I've had chickens for a number of years now, and presently have 6. 2 of them are marans, at least one of these lays the occasional good egg that float. Some of the don't just float, they bob high in the water like bouys. These eggs are no more than a few days old, and are perfectly edible. The shell is a slightly different texture and a slightly lighter shade than their normal eggs. You can feel that it's going to be a floater. The white is very thick and gloopy.
Float test is a myth.
My eggs are rarely last more than two or three weeks in my house and I was concerned when so many seemed to float. After hearing lots of confusing misinformation -- I found this from the USDA to should put everyone at ease.
What does it mean when an egg floats in water?
An egg can float in water when its air cell has enlarged sufficiently to keep it buoyant. This means the egg is old, but it may be perfectly safe to use. Crack the egg into a bowl and examine it for an off-odor or unusual appearance before deciding to use or discard it. A spoiled egg will have an unpleasant odor when you break open the shell, either when raw or cooked.

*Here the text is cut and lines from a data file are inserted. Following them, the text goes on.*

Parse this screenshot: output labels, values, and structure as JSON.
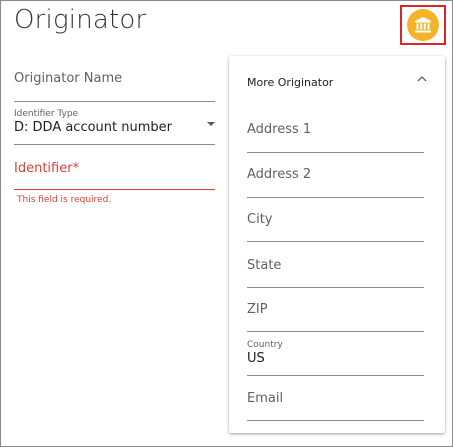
{
  "header": {
    "title": "Originator",
    "bank_icon": "bank-icon"
  },
  "form": {
    "originator_name": {
      "label": "Originator Name",
      "value": ""
    },
    "identifier_type": {
      "label": "Identifier Type",
      "value": "D: DDA account number"
    },
    "identifier": {
      "label": "Identifier*",
      "value": "",
      "error": "This field is required."
    }
  },
  "panel": {
    "title": "More Originator",
    "fields": {
      "address1": {
        "label": "Address 1",
        "value": ""
      },
      "address2": {
        "label": "Address 2",
        "value": ""
      },
      "city": {
        "label": "City",
        "value": ""
      },
      "state": {
        "label": "State",
        "value": ""
      },
      "zip": {
        "label": "ZIP",
        "value": ""
      },
      "country": {
        "label": "Country",
        "value": "US"
      },
      "email": {
        "label": "Email",
        "value": ""
      }
    }
  },
  "colors": {
    "accent": "#f5b428",
    "error": "#d84235",
    "highlight": "#d9262a"
  }
}
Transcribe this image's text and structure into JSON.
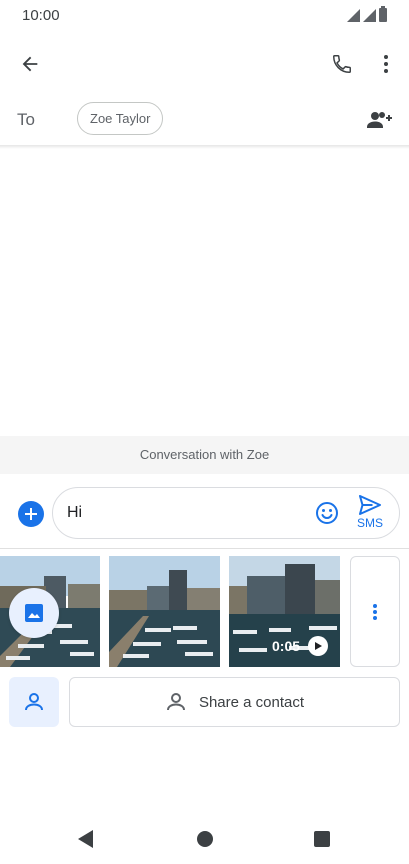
{
  "status_bar": {
    "time": "10:00"
  },
  "recipients": {
    "to_label": "To",
    "chips": [
      {
        "name": "Zoe Taylor"
      }
    ]
  },
  "conversation": {
    "banner": "Conversation with Zoe"
  },
  "compose": {
    "message_text": "Hi",
    "send_label": "SMS"
  },
  "media": {
    "video_duration": "0:05"
  },
  "contact": {
    "share_label": "Share a contact"
  },
  "icons": {
    "back": "arrow-back-icon",
    "call": "phone-icon",
    "more": "more-vert-icon",
    "add_people": "add-people-icon",
    "add": "plus-icon",
    "emoji": "emoji-icon",
    "send": "send-icon",
    "gallery": "image-icon",
    "play": "play-icon",
    "contact": "person-icon"
  },
  "colors": {
    "accent": "#1a73e8",
    "accent_light": "#e8f0fe"
  }
}
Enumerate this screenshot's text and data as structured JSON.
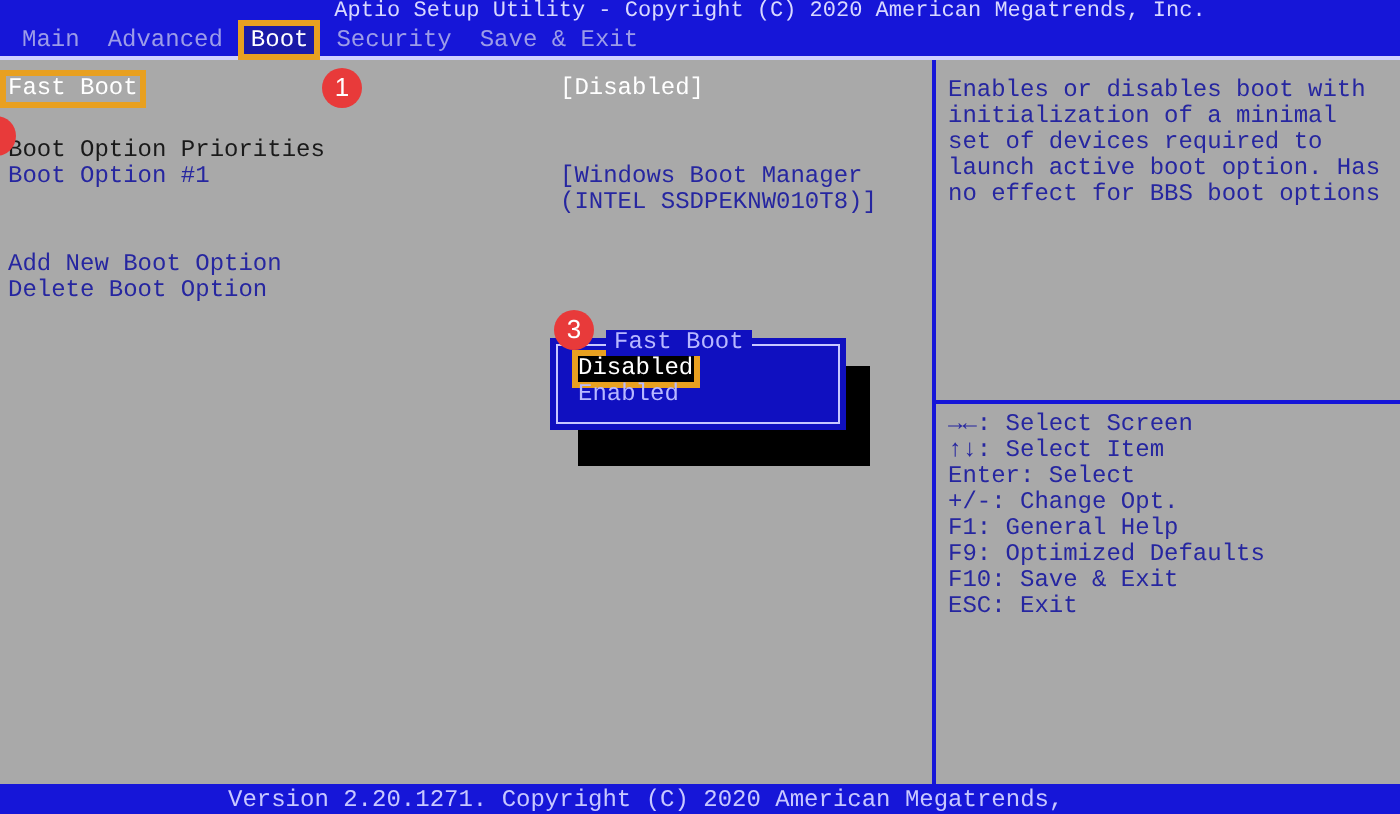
{
  "header": {
    "title": "Aptio Setup Utility - Copyright (C) 2020 American Megatrends, Inc."
  },
  "tabs": [
    {
      "label": "Main",
      "selected": false,
      "annotated": false
    },
    {
      "label": "Advanced",
      "selected": false,
      "annotated": false
    },
    {
      "label": "Boot",
      "selected": true,
      "annotated": true
    },
    {
      "label": "Security",
      "selected": false,
      "annotated": false
    },
    {
      "label": "Save & Exit",
      "selected": false,
      "annotated": false
    }
  ],
  "sections": [
    {
      "items": [
        {
          "kind": "item",
          "label": "Fast Boot",
          "value_lines": [
            "[Disabled]"
          ],
          "selected": true,
          "annotated": true
        }
      ]
    },
    {
      "items": [
        {
          "kind": "heading",
          "label": "Boot Option Priorities",
          "selected": false,
          "annotated": false
        },
        {
          "kind": "item",
          "label": "Boot Option #1",
          "value_lines": [
            "[Windows Boot Manager",
            "(INTEL SSDPEKNW010T8)]"
          ],
          "selected": false,
          "annotated": false
        }
      ]
    },
    {
      "items": [
        {
          "kind": "item",
          "label": "Add New Boot Option",
          "selected": false,
          "annotated": false
        },
        {
          "kind": "item",
          "label": "Delete Boot Option",
          "selected": false,
          "annotated": false
        }
      ]
    }
  ],
  "popup": {
    "title": "Fast Boot",
    "options": [
      {
        "label": "Disabled",
        "selected": true,
        "annotated": true
      },
      {
        "label": "Enabled",
        "selected": false,
        "annotated": false
      }
    ]
  },
  "help": {
    "description_lines": [
      "Enables or disables boot with",
      "initialization of a minimal",
      "set of devices required to",
      "launch active boot option. Has",
      "no effect for BBS boot options"
    ],
    "keys": [
      "→←: Select Screen",
      "↑↓: Select Item",
      "Enter: Select",
      "+/-: Change Opt.",
      "F1: General Help",
      "F9: Optimized Defaults",
      "F10: Save & Exit",
      "ESC: Exit"
    ]
  },
  "markers": [
    {
      "kind": "numbered",
      "label": "1"
    },
    {
      "kind": "edge"
    },
    {
      "kind": "numbered",
      "label": "3"
    }
  ],
  "footer": {
    "text": "Version 2.20.1271. Copyright (C) 2020 American Megatrends,"
  }
}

Bottom line: Your nose knows. Crack all eggs into a small bowl and examine and sniff before it goes into the mixer or pan.